:: Material for this exercise

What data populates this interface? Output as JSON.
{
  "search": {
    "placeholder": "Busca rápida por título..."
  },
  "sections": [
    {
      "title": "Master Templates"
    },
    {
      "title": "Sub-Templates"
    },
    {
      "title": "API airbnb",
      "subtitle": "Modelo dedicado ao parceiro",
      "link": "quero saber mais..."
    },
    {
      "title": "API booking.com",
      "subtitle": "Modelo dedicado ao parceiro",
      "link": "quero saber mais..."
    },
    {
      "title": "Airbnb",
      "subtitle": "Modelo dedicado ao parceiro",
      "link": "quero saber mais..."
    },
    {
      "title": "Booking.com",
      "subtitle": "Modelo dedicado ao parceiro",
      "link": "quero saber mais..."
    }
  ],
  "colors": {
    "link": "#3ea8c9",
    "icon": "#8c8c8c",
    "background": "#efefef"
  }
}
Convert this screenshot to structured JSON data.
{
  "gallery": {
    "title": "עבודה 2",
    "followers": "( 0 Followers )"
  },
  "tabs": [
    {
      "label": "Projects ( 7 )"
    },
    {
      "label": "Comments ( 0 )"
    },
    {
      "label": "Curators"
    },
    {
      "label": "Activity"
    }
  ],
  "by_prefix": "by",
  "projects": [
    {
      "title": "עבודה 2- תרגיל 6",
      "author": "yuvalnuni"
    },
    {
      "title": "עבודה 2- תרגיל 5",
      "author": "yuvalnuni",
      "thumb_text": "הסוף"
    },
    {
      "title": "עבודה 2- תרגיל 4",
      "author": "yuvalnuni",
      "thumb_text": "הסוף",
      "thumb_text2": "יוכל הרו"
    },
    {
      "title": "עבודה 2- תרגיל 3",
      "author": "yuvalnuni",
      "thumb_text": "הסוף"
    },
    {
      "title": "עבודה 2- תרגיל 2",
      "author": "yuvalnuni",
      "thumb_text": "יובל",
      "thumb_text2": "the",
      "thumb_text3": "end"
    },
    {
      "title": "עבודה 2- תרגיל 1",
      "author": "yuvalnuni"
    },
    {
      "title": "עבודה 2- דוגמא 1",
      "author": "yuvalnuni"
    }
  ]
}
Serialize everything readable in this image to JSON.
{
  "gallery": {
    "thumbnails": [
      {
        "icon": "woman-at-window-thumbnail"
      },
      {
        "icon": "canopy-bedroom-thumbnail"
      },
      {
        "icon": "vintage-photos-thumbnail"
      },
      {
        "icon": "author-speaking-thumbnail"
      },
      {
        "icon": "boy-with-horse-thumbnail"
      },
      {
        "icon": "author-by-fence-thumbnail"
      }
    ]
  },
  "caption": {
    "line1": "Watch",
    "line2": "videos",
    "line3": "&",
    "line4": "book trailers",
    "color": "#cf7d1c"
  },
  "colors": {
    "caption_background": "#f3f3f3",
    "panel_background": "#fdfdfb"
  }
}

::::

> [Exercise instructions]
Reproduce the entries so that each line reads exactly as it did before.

> [Your response]
What data populates this interface? Output as JSON.
{
  "search": {
    "placeholder": "Busca rápida por título..."
  },
  "sections": [
    {
      "title": "Master Templates"
    },
    {
      "title": "Sub-Templates"
    },
    {
      "title": "API airbnb",
      "subtitle": "Modelo dedicado ao parceiro",
      "link": "quero saber mais..."
    },
    {
      "title": "API booking.com",
      "subtitle": "Modelo dedicado ao parceiro",
      "link": "quero saber mais..."
    },
    {
      "title": "Airbnb",
      "subtitle": "Modelo dedicado ao parceiro",
      "link": "quero saber mais..."
    },
    {
      "title": "Booking.com",
      "subtitle": "Modelo dedicado ao parceiro",
      "link": "quero saber mais..."
    }
  ],
  "colors": {
    "link": "#3ea8c9",
    "icon": "#8c8c8c",
    "background": "#efefef"
  }
}
Convert this screenshot to structured JSON data.
{
  "gallery": {
    "title": "עבודה 2",
    "followers": "( 0 Followers )"
  },
  "tabs": [
    {
      "label": "Projects ( 7 )"
    },
    {
      "label": "Comments ( 0 )"
    },
    {
      "label": "Curators"
    },
    {
      "label": "Activity"
    }
  ],
  "by_prefix": "by",
  "projects": [
    {
      "title": "עבודה 2- תרגיל 6",
      "author": "yuvalnuni"
    },
    {
      "title": "עבודה 2- תרגיל 5",
      "author": "yuvalnuni",
      "thumb_text": "הסוף"
    },
    {
      "title": "עבודה 2- תרגיל 4",
      "author": "yuvalnuni",
      "thumb_text": "הסוף",
      "thumb_text2": "יוכל הרו"
    },
    {
      "title": "עבודה 2- תרגיל 3",
      "author": "yuvalnuni",
      "thumb_text": "הסוף"
    },
    {
      "title": "עבודה 2- תרגיל 2",
      "author": "yuvalnuni",
      "thumb_text": "יובל",
      "thumb_text2": "the",
      "thumb_text3": "end"
    },
    {
      "title": "עבודה 2- תרגיל 1",
      "author": "yuvalnuni"
    },
    {
      "title": "עבודה 2- דוגמא 1",
      "author": "yuvalnuni"
    }
  ]
}
Serialize everything readable in this image to JSON.
{
  "gallery": {
    "thumbnails": [
      {
        "icon": "woman-at-window-thumbnail"
      },
      {
        "icon": "canopy-bedroom-thumbnail"
      },
      {
        "icon": "vintage-photos-thumbnail"
      },
      {
        "icon": "author-speaking-thumbnail"
      },
      {
        "icon": "boy-with-horse-thumbnail"
      },
      {
        "icon": "author-by-fence-thumbnail"
      }
    ]
  },
  "caption": {
    "line1": "Watch",
    "line2": "videos",
    "line3": "&",
    "line4": "book trailers",
    "color": "#cf7d1c"
  },
  "colors": {
    "caption_background": "#f3f3f3",
    "panel_background": "#fdfdfb"
  }
}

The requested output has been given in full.